Bitcoin has been on a downward ride over the last year, steadily trading below US$4,000. It could get worse.
When you look carefully, the history of Bitcoin can be traced through five key narratives.
One of the hot questions regarding the bitcoin since the first ones were created in 2009 is its real value. We will try as well to answer to this question using two concepts in economics and finance.
The fate of Bitcoin’s fate is highly unpredictable and dependent on what governments will do in the future.
With countries such as China and Sweden are studying plans to create a new form of money – a central-bank digital currency. CBDCs risk revolutionizing both the way money is created and distributed.
Instead of a clear movement toward more formalised economic transactions, demonetisation in India has reinforced the informal economy.
National cryptocurrencies could make payments faster and prevent crime, but they come with their own risks.
Futures trading is driving up the price of Bitcoin but institutional investors remain cautious.
Putting money into the hands of local communities will be a more useful antidote to the whims of world capitalism.
Providing security in the blockchain would convert into a degree of predictability in the technology. If this was shown to work in the long term, it would also create trust.
While the current speculation in crypto-currency and assets should make us pause, this is not a speculative driven bubble like tulips, or gold mining stocks.
Where our money comes from is deeply political and the politics involved is often highly complex.
All the talk about a golden time for UK exporters forgets one crucial point.
We asked a group of scholars to listen to Clinton vs. Trump and pick just one quote to react to. Here’s what the experts heard.
Trump is only the latest U.S. politician to bash China over its trade and currency policies. Is the criticism fair?
Claims that gold is not a safe-haven asset are based on a lack of understanding of what a safe haven is.

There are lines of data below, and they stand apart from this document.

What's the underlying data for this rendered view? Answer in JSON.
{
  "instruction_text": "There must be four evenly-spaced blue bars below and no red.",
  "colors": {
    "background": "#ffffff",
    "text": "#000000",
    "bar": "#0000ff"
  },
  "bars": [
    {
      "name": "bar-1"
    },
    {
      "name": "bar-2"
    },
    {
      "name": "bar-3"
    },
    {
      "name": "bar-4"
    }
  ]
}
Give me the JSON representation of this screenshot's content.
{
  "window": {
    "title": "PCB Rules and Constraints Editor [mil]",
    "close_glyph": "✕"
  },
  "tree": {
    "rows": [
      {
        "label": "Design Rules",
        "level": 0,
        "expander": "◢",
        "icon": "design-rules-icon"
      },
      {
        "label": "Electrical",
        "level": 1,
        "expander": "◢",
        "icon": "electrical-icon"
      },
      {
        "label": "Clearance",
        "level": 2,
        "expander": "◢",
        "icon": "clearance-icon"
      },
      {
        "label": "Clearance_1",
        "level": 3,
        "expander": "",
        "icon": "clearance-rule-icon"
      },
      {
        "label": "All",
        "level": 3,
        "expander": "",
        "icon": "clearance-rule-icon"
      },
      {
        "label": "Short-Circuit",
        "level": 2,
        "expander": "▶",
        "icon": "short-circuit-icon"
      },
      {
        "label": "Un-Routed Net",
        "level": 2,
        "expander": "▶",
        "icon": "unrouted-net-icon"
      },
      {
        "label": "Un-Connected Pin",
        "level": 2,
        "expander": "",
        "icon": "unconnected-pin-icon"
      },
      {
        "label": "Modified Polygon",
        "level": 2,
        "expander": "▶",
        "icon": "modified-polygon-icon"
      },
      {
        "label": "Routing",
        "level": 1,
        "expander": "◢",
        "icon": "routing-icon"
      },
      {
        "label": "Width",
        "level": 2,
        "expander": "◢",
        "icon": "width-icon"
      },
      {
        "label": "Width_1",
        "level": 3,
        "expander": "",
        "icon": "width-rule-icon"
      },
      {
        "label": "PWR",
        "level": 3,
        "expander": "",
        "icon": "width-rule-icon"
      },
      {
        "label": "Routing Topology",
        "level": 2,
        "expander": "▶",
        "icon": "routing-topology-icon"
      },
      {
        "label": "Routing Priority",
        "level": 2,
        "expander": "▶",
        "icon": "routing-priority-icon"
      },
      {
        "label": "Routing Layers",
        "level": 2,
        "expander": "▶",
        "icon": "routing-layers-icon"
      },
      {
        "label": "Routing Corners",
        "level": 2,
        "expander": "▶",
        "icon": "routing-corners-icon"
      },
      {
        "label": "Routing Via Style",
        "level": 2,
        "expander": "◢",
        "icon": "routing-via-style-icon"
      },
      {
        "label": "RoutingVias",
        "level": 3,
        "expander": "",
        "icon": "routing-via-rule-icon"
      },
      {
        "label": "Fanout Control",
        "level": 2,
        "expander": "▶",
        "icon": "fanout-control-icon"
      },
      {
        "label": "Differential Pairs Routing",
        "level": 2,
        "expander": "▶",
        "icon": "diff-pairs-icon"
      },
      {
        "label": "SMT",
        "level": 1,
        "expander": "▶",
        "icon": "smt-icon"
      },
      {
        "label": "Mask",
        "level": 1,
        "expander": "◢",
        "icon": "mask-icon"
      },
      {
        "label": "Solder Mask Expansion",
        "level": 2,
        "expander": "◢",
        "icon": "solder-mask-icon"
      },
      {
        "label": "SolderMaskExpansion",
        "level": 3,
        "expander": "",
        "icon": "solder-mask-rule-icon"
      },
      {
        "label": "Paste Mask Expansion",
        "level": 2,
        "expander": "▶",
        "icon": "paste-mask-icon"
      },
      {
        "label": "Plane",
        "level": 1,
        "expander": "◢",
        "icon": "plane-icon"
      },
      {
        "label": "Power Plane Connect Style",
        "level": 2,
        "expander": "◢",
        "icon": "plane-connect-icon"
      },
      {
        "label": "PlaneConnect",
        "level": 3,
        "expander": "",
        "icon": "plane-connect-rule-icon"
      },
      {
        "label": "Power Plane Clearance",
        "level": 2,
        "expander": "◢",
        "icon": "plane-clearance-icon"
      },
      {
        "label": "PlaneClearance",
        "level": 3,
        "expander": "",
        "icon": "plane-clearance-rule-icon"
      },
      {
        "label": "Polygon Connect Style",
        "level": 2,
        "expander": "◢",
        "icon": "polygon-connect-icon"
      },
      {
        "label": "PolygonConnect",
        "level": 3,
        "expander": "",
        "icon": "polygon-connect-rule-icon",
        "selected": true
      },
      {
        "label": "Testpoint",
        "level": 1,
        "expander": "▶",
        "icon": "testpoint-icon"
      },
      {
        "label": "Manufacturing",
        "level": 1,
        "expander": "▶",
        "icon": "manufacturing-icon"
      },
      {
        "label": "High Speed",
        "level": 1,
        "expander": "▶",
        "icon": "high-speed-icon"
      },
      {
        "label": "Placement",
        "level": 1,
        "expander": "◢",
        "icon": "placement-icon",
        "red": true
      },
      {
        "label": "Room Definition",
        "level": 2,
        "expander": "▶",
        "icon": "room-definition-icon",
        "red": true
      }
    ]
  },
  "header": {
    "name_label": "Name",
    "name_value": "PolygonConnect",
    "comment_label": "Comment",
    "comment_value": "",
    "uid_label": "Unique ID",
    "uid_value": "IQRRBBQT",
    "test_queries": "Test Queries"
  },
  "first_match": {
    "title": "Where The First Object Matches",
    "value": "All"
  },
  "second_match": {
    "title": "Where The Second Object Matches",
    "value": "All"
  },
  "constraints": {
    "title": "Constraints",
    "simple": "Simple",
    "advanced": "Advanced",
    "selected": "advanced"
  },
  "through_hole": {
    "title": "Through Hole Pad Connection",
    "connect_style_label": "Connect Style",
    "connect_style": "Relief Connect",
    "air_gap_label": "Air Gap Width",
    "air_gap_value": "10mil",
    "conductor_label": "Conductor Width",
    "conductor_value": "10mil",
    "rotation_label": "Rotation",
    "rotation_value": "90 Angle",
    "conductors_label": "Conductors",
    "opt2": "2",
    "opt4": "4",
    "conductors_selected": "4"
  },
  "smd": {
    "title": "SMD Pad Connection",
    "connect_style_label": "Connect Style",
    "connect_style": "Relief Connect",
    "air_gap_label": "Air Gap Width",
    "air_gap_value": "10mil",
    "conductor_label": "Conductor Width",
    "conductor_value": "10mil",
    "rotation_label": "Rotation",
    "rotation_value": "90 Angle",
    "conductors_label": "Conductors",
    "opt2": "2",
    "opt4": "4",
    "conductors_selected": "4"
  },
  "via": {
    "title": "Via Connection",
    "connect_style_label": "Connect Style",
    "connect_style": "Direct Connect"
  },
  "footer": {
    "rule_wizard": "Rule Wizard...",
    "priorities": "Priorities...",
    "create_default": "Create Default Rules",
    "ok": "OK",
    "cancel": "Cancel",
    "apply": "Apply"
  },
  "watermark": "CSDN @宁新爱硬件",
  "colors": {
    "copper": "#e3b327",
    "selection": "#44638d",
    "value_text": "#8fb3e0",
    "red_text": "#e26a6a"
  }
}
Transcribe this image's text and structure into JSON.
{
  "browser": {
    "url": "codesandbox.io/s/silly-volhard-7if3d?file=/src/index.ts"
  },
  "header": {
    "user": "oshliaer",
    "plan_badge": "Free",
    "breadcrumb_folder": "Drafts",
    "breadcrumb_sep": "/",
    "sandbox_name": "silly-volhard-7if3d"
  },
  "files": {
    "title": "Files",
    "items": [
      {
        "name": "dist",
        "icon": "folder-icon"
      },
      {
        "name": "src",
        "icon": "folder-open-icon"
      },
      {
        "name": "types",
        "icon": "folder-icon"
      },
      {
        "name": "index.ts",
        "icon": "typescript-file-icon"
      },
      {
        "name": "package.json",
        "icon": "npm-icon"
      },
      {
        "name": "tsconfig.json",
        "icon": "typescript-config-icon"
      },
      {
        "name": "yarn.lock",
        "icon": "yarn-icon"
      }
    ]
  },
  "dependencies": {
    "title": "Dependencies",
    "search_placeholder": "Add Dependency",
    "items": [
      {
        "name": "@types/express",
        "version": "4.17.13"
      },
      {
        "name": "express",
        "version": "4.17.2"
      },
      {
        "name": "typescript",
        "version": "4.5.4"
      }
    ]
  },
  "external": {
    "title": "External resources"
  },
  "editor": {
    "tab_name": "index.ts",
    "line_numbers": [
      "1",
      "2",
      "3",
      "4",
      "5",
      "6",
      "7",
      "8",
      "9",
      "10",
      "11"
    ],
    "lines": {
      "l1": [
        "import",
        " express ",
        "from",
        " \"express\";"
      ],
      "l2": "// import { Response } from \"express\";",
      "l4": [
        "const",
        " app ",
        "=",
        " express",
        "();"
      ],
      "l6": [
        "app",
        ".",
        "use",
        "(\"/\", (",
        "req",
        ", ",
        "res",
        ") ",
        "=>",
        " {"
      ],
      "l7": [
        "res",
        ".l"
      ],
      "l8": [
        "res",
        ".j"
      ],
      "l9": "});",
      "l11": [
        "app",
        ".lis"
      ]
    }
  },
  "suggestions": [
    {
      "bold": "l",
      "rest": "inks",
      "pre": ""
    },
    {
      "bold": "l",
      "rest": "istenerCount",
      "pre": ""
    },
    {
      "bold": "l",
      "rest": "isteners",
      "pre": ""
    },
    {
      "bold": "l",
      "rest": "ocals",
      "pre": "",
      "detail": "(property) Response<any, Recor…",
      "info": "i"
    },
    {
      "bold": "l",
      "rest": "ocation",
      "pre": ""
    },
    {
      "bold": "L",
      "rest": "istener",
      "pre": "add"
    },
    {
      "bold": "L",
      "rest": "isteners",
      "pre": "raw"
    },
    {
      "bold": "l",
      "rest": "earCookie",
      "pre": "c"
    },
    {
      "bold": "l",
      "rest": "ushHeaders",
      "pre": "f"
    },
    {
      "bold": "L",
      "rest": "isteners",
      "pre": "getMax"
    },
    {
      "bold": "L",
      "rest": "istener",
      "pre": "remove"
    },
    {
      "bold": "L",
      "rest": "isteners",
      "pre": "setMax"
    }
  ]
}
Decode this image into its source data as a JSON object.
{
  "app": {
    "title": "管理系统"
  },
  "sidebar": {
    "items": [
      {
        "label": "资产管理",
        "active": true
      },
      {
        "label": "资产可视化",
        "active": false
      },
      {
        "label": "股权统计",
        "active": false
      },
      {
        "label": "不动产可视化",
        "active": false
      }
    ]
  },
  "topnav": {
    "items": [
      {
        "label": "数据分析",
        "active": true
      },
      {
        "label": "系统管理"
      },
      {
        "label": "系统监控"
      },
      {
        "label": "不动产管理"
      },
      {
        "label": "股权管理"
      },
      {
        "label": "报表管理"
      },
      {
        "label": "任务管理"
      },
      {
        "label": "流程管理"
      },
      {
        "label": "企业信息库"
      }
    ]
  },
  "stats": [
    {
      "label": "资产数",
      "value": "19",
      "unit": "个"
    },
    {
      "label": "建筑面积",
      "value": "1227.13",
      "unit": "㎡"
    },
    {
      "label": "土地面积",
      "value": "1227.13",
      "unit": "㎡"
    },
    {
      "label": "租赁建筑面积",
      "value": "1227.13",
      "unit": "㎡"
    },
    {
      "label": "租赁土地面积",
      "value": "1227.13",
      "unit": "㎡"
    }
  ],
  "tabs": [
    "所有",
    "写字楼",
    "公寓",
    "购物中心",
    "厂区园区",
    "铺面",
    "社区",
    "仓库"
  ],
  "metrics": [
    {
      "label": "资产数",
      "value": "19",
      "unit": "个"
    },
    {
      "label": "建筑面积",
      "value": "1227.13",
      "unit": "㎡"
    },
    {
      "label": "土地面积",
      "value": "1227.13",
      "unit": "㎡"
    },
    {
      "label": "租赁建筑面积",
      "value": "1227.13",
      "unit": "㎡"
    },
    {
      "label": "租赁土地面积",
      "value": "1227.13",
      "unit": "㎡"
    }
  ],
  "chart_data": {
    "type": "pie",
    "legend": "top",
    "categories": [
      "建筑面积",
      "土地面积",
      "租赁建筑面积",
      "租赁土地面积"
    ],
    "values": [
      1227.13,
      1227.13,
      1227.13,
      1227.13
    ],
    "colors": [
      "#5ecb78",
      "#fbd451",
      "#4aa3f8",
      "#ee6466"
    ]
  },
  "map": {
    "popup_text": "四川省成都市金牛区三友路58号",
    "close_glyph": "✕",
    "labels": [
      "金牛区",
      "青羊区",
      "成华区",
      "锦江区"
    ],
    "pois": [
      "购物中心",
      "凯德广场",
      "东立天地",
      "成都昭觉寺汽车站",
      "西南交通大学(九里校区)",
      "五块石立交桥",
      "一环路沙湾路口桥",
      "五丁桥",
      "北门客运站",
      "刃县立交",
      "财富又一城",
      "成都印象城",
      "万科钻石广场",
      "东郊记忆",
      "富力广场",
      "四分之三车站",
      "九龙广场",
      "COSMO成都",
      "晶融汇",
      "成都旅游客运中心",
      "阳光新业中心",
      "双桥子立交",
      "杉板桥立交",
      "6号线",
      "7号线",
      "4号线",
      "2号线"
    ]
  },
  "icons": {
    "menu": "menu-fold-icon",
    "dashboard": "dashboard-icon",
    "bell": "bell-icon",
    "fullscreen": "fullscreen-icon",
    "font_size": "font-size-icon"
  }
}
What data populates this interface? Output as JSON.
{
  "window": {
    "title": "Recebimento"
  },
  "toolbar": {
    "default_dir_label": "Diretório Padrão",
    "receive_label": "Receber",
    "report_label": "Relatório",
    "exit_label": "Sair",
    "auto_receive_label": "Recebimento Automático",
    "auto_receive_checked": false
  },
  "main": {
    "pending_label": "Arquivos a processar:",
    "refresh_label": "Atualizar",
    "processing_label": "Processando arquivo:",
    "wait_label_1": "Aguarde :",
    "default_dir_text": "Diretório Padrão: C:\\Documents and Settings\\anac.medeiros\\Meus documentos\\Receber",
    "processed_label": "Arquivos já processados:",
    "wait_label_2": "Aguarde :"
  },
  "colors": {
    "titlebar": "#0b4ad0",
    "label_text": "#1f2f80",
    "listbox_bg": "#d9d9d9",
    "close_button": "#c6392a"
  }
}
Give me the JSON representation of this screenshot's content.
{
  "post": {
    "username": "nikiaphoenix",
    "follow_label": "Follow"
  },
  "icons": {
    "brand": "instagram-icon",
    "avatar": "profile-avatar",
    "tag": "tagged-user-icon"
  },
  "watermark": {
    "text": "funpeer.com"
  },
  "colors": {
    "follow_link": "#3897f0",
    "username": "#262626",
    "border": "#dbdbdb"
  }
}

Like any commodity, the value of the rand is determined by the market forces of supply and demand. Its weakening is also affected by a myriad of structural problems facing the South African economy.
How tax authorities decide to treat virtual currencies like bitcoin may determine whether they thrive or die.
Money used to be backed by something of real value such as gold or silver. Bitcoins and other digital currencies will sever that link forever.
Back in 2001, a Goldman Sachs economist said Brazil, Russia, India and China would become the powerhouses of the global economy in the coming decades. Is that still in the cards?